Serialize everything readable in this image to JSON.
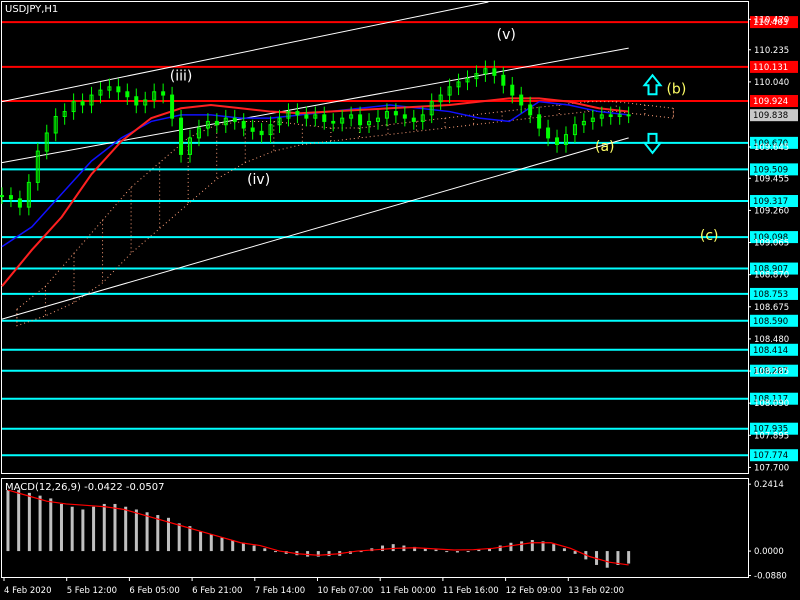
{
  "chart_data": {
    "type": "line",
    "symbol": "USDJPY,H1",
    "indicator_label": "MACD(12,26,9) -0.0422 -0.0507",
    "colors": {
      "background": "#000000",
      "price": "#00ff00",
      "resistance": "#ff0000",
      "support": "#00ffff",
      "channel": "#ffffff",
      "ma_fast": "#1010ff",
      "ma_slow": "#ff2020",
      "cloud": "#ffa07a",
      "macd_hist": "#c0c0c0",
      "macd_signal": "#ff0000",
      "arrow": "#00ffff",
      "wave_white": "#ffffff",
      "wave_yellow": "#ffff66"
    },
    "price_axis": {
      "ylim": [
        107.66,
        110.525
      ],
      "ticks": [
        "110.420",
        "110.235",
        "110.040",
        "109.645",
        "109.455",
        "109.260",
        "109.065",
        "108.870",
        "108.675",
        "108.480",
        "108.285",
        "108.090",
        "107.895",
        "107.700"
      ]
    },
    "resistance_levels": [
      "110.403",
      "110.131",
      "109.924"
    ],
    "support_levels": [
      "109.670",
      "109.509",
      "109.317",
      "109.098",
      "108.907",
      "108.753",
      "108.590",
      "108.414",
      "108.287",
      "108.117",
      "107.935",
      "107.774"
    ],
    "current_price": "109.838",
    "x_axis": {
      "labels": [
        "4 Feb 2020",
        "5 Feb 12:00",
        "6 Feb 05:00",
        "6 Feb 21:00",
        "7 Feb 14:00",
        "10 Feb 07:00",
        "11 Feb 00:00",
        "11 Feb 16:00",
        "12 Feb 09:00",
        "13 Feb 02:00"
      ]
    },
    "price_series": {
      "t": [
        0,
        3,
        6,
        9,
        12,
        15,
        18,
        21,
        24,
        27,
        30,
        33,
        36,
        39,
        42,
        45,
        48,
        51,
        54,
        57,
        60,
        63,
        66,
        69,
        72,
        75,
        78,
        81,
        84,
        87,
        90,
        93,
        96,
        99,
        102,
        105,
        108,
        111,
        114,
        117,
        120,
        123,
        126,
        129,
        132,
        135,
        138,
        141,
        144,
        147,
        150,
        153,
        156,
        159,
        162,
        165,
        168,
        171,
        174,
        177,
        180,
        183,
        186,
        189,
        192,
        195,
        198,
        201,
        204,
        207,
        210
      ],
      "close": [
        109.35,
        109.33,
        109.28,
        109.43,
        109.62,
        109.73,
        109.83,
        109.86,
        109.92,
        109.9,
        109.96,
        109.99,
        110.01,
        109.98,
        109.95,
        109.9,
        109.93,
        109.98,
        109.96,
        109.82,
        109.6,
        109.7,
        109.76,
        109.8,
        109.78,
        109.82,
        109.8,
        109.76,
        109.74,
        109.72,
        109.78,
        109.82,
        109.86,
        109.84,
        109.82,
        109.84,
        109.8,
        109.79,
        109.82,
        109.84,
        109.78,
        109.8,
        109.82,
        109.86,
        109.84,
        109.82,
        109.8,
        109.84,
        109.92,
        109.96,
        110.01,
        110.04,
        110.06,
        110.09,
        110.12,
        110.08,
        110.02,
        109.96,
        109.9,
        109.84,
        109.76,
        109.7,
        109.66,
        109.72,
        109.78,
        109.8,
        109.82,
        109.84,
        109.83,
        109.84,
        109.84
      ]
    },
    "ma_fast": [
      109.04,
      109.16,
      109.36,
      109.56,
      109.7,
      109.8,
      109.84,
      109.84,
      109.82,
      109.82,
      109.84,
      109.86,
      109.88,
      109.9,
      109.88,
      109.86,
      109.82,
      109.8,
      109.92,
      109.9,
      109.86,
      109.84
    ],
    "ma_slow": [
      108.8,
      109.02,
      109.22,
      109.48,
      109.68,
      109.82,
      109.88,
      109.9,
      109.88,
      109.86,
      109.85,
      109.86,
      109.87,
      109.88,
      109.89,
      109.9,
      109.92,
      109.94,
      109.94,
      109.92,
      109.88,
      109.86
    ],
    "cloud": {
      "upper": [
        108.66,
        108.8,
        109.0,
        109.2,
        109.4,
        109.55,
        109.7,
        109.78,
        109.8,
        109.8,
        109.78,
        109.76,
        109.76,
        109.78,
        109.8,
        109.82,
        109.84,
        109.86,
        109.88,
        109.9,
        109.92,
        109.92,
        109.9,
        109.88
      ],
      "lower": [
        108.56,
        108.62,
        108.7,
        108.82,
        109.0,
        109.15,
        109.3,
        109.45,
        109.55,
        109.62,
        109.66,
        109.68,
        109.7,
        109.72,
        109.74,
        109.76,
        109.78,
        109.8,
        109.82,
        109.84,
        109.86,
        109.86,
        109.84,
        109.82
      ]
    },
    "channel_lines": [
      {
        "from": [
          0,
          109.92
        ],
        "to": [
          163,
          110.525
        ]
      },
      {
        "from": [
          0,
          109.55
        ],
        "to": [
          210,
          110.245
        ]
      },
      {
        "from": [
          0,
          108.6
        ],
        "to": [
          210,
          109.7
        ]
      }
    ],
    "wave_labels": [
      {
        "text": "(iii)",
        "t": 60,
        "y": 110.05,
        "color": "white"
      },
      {
        "text": "(iv)",
        "t": 86,
        "y": 109.42,
        "color": "white"
      },
      {
        "text": "(v)",
        "t": 169,
        "y": 110.3,
        "color": "white"
      },
      {
        "text": "(a)",
        "t": 202,
        "y": 109.62,
        "color": "yellow"
      },
      {
        "text": "(b)",
        "t": 226,
        "y": 109.97,
        "color": "yellow"
      },
      {
        "text": "(c)",
        "t": 237,
        "y": 109.08,
        "color": "yellow"
      }
    ],
    "arrows": [
      {
        "dir": "up",
        "t": 218,
        "y": 110.02
      },
      {
        "dir": "down",
        "t": 218,
        "y": 109.67
      }
    ],
    "macd": {
      "ylim": [
        -0.0935,
        0.26
      ],
      "ticks": [
        "0.2414",
        "0.0000",
        "-0.0880"
      ],
      "histogram": [
        0.22,
        0.22,
        0.21,
        0.2,
        0.19,
        0.17,
        0.16,
        0.15,
        0.16,
        0.17,
        0.17,
        0.16,
        0.15,
        0.14,
        0.13,
        0.12,
        0.1,
        0.09,
        0.07,
        0.06,
        0.05,
        0.04,
        0.03,
        0.02,
        0.01,
        0,
        -0.01,
        -0.015,
        -0.02,
        -0.02,
        -0.018,
        -0.017,
        -0.01,
        0,
        0.01,
        0.02,
        0.025,
        0.02,
        0.015,
        0.01,
        0.005,
        0,
        -0.005,
        0,
        0.005,
        0.01,
        0.02,
        0.03,
        0.035,
        0.04,
        0.035,
        0.025,
        0.01,
        -0.01,
        -0.03,
        -0.05,
        -0.06,
        -0.05,
        -0.045
      ],
      "signal": [
        0.22,
        0.2,
        0.18,
        0.17,
        0.165,
        0.16,
        0.15,
        0.13,
        0.11,
        0.09,
        0.07,
        0.05,
        0.03,
        0.02,
        0,
        -0.01,
        -0.015,
        -0.01,
        0,
        0.005,
        0.01,
        0.012,
        0.008,
        0.004,
        0.005,
        0.01,
        0.02,
        0.03,
        0.03,
        0.01,
        -0.02,
        -0.04,
        -0.05
      ]
    }
  }
}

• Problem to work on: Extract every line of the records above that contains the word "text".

• Completed task:
        "text": "(iii)",
        "text": "(iv)",
        "text": "(v)",
        "text": "(a)",
        "text": "(b)",
        "text": "(c)",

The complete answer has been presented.